This add popped up while I was browsing around this morning, and made me think whether it is important to have a unified brand design which is represented in all your products. Take this Ford SUV line-up as an example. You have the compact, swoopy (relatively, of course) Escape with a 4-piece grille, the angry-looking Edge sporting Ford’s toughened-up Aston / Audi-inspired SUV grille, the Explorer whose design was meant to mimic the Range Rover and its perforated grille, and the old-fashioned, ladder framed Expedition sporting the simple grille that used to be the staple of Ford SUVs. Four models, four different looks. But is that a bad thing, necessarily?
On one hand if you cater the design of your cars to the needs of buyers in different segments you have a better choice of meeting their needs. Think for example of the Juke, which would have never happened if Nissan insisted on keeping a strong link to its Rogue/X-Trail sister. Or what would the 300 look like if Chrysler was adamant at having it look like its smaller sister, the Sebring (ugh, that gives me the shivers…). And efforts by car companies to bring the designs of their unique (usually sports) models and the rest of the range closer often go wrong: think how Chevrolet tried to incorporate cues from the Camaro on the recently-discontinued Malibu, how Mazda facelifted the MX-5 Mk III to give it the corporate “happy face”, or how Ford forced the Aston grille onto the newest Mustang… the list goes on.
Arguably the most common argument against unifying the language is that, if you take it too far, you end up with a “one sausage, different lengths” territory that BMW found itself in the mid-90s, or Audi finds itself now. As a result of trying to have your smaller models ride on the coattails of the larger ones you end up cheapening the image of the latter – the new 7-series may be a technological tour-de-force, but by again looking like an inflated 5-series I think the big limo’s image suffers. The same goes, to an even greater extent, for the A8 and the smaller A4. And even Mercedes-Benz, which for a long time has been successful at making the C-class look like a small S-class (rather than the S-class being an inflated C-class), seems to have taken it too far – it’s newest S-class coupe suffers IMO because it looks too much like the smaller C-class coupe.

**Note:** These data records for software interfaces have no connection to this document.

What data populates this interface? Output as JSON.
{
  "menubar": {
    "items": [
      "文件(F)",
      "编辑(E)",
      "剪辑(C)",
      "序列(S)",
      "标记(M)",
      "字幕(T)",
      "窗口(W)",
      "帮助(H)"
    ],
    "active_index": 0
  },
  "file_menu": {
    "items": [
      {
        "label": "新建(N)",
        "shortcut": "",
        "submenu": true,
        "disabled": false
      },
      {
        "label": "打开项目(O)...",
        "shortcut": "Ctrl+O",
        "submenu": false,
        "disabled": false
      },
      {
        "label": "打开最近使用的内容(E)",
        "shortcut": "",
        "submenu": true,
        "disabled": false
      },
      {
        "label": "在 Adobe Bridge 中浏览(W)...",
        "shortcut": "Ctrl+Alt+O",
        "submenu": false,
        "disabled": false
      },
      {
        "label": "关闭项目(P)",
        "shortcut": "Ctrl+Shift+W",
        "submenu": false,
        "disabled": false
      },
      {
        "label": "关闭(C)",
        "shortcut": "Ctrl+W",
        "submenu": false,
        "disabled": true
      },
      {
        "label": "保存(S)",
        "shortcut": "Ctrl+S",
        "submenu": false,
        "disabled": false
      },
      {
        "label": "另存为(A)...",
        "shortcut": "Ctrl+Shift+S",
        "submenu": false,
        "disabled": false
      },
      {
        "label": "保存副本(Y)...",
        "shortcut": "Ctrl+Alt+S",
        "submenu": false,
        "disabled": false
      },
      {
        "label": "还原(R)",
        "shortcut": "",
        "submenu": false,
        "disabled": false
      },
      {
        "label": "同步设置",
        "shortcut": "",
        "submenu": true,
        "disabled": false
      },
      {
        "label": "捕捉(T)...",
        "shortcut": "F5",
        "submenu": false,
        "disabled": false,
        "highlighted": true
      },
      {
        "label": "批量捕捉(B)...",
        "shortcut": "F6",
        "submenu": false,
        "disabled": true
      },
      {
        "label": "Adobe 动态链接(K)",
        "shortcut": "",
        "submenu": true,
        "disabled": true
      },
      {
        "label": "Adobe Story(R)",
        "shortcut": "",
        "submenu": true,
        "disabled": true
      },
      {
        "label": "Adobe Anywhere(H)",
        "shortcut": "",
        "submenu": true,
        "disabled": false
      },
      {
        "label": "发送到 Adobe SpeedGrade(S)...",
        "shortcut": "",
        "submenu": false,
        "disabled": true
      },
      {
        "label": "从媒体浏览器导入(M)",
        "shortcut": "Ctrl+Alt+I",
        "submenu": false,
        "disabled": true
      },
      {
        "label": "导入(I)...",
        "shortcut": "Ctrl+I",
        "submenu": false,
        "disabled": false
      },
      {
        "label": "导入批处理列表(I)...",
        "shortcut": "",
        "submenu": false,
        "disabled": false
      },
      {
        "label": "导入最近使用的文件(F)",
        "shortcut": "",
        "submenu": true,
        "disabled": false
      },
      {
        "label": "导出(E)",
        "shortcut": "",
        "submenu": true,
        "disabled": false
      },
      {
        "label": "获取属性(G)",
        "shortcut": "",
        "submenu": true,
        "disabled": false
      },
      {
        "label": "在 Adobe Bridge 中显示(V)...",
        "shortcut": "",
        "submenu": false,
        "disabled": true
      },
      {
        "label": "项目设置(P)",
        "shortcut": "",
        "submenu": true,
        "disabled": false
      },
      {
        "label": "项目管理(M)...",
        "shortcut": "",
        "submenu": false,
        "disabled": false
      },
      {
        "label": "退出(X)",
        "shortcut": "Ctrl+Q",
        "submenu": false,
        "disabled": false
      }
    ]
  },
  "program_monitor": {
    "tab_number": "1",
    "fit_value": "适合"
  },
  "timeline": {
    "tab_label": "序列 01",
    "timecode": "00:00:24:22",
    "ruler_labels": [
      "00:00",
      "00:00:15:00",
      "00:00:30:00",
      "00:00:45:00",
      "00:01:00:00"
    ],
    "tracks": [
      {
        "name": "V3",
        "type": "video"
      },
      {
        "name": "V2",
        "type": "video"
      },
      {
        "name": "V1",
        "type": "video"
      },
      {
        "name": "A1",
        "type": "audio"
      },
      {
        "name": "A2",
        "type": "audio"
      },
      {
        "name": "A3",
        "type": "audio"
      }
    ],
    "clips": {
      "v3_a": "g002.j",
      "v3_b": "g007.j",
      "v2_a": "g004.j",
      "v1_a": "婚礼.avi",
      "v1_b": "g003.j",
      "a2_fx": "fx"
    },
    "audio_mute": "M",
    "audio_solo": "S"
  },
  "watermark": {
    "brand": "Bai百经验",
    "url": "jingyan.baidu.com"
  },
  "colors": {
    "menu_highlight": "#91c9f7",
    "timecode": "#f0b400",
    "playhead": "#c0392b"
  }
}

And yet, I feel like there are huge benefits to unifying a brand’s design. For starters, you may sell more sedans or wagons if they look more like your more exclusive SUVs or sports car halo models. But arguably even more important is the hard-to-quantify impact that offering a whole line-up with a unified “design vision” has on consumers’ perception of the brand. Think how all Apple products seem designed by the same person with the same principles in mind. In the same way VW has managed to differentiate itself from Ford & Co., partially, I think, by being the popular brand that seems to have a unified design – it may not be the sexiest of them all, but it’s consistent and timeless. Ultimately, while car brands should be careful not to take design unification too far, when applied properly I think it can have great effects on the brand’s image and sales.